Opening keynote lecture

Transnational Asian Studies: Implementing an Agenda for Our Times

Prof. Dr. Claudia Derichs

Institut für Asien- und Afrikawissenschaften, HU-Berlin


Transnational, transregional, and cross-area studies are nowadays covering a significant space on the map of Area Studies. Their prominence is yet a rather recent phenomenon, given the decades of scholarship on regions and countries whose demarcation seemed to be carved in stone: Chinese Studies, Japanese Studies, Korean Studies, South Asian Studies, Southeast Asian, East Asian and Central Asian Studies mirror the perception of Asia and its scalar components. This segmentation is, until today, reflected in academic study programs, centres and departments in institutions of higher education. Implementing transnational and transregional studies is thus a task that requires stronger efforts than establishing a couple of new modules or putting together a fresh syllabus.

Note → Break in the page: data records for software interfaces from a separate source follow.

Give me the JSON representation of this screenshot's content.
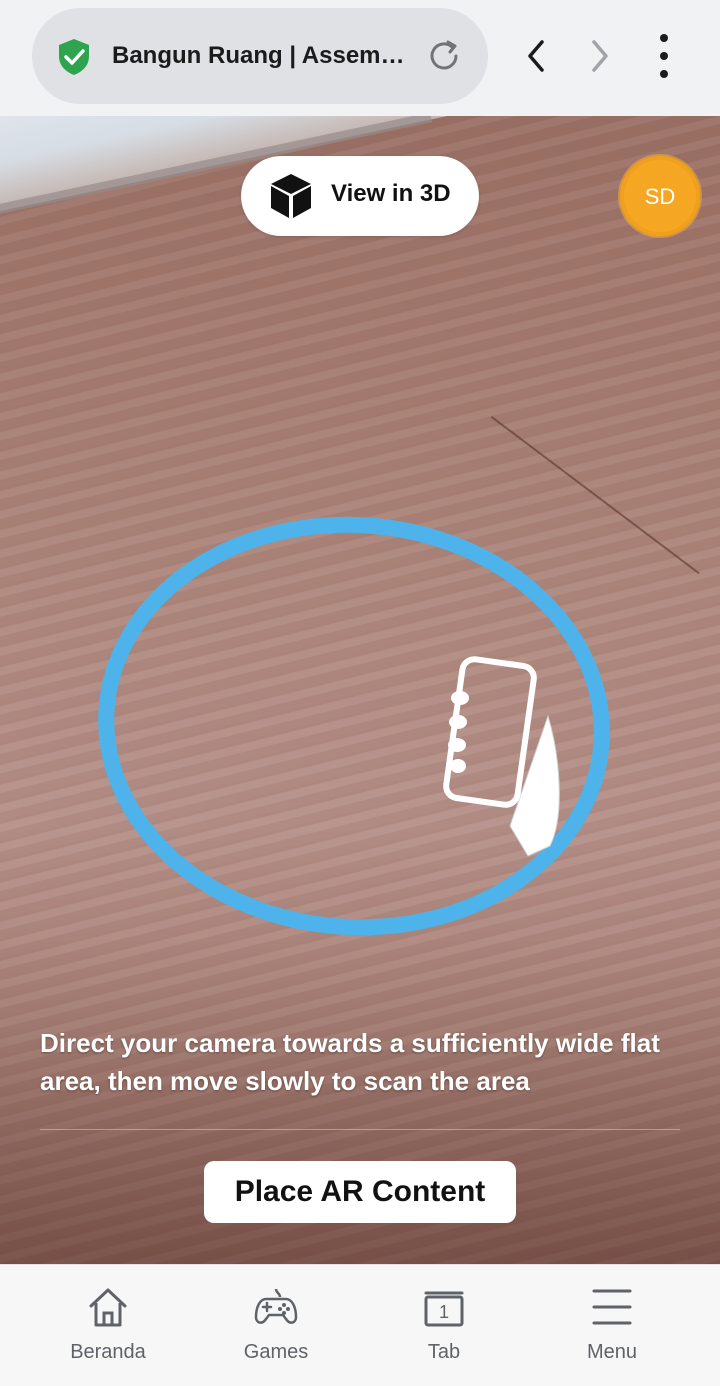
{
  "browser": {
    "url_title": "Bangun Ruang | Assemb...",
    "icons": {
      "security": "shield-check-icon",
      "reload": "reload-icon",
      "back": "chevron-left-icon",
      "forward": "chevron-right-icon",
      "menu": "more-vertical-icon"
    }
  },
  "ar": {
    "view3d_label": "View in 3D",
    "avatar_initials": "SD",
    "hint_text": "Direct your camera towards a sufficiently wide flat area, then move slowly to scan the area",
    "place_button_label": "Place AR Content",
    "colors": {
      "ring": "#4db3ea",
      "avatar": "#f5a623"
    }
  },
  "bottom_nav": {
    "items": [
      {
        "label": "Beranda",
        "icon": "home-icon"
      },
      {
        "label": "Games",
        "icon": "gamepad-icon"
      },
      {
        "label": "Tab",
        "icon": "tabs-icon",
        "count": "1"
      },
      {
        "label": "Menu",
        "icon": "hamburger-icon"
      }
    ]
  }
}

The lecture reflects on what it means to conceptualize Transnational Asian Studies (TAS), what methodological challenges are to be met, and what role individual as well as collective scholarship may play in living up to TAS. It touches upon current discursive strands that articulate the demand for epistemic decolonization and a true commitment to the principle of “working with” rather than “working on” colleagues in and from Asia. It concludes with some nascent suggestions for a pro-active contribution of networks and associations such as DGA for the advancement of TAS in theory and practice.

Short Bio

Claudia Derichs, PhD, is professor of Transregional Southeast Asian Studies at the Humboldt Universität zu Berlin, Germany. She has studied Japanese and Arabic in Bonn, Tokyo and Cairo, and holds a PhD in Japanology (1994, University of Bonn, Germany). She is a member of various editorial boards, advisory boards, selection and evaluation committees, and was awarded a Heisenberg scholarship by the German Research Foundation (DFG). Her research covers political transition in Southeast Asia and the Middle East, as well as gender and development politics in Asia and the Middle East. She specializes in transregional studies and works towards new orientations in Area Studies.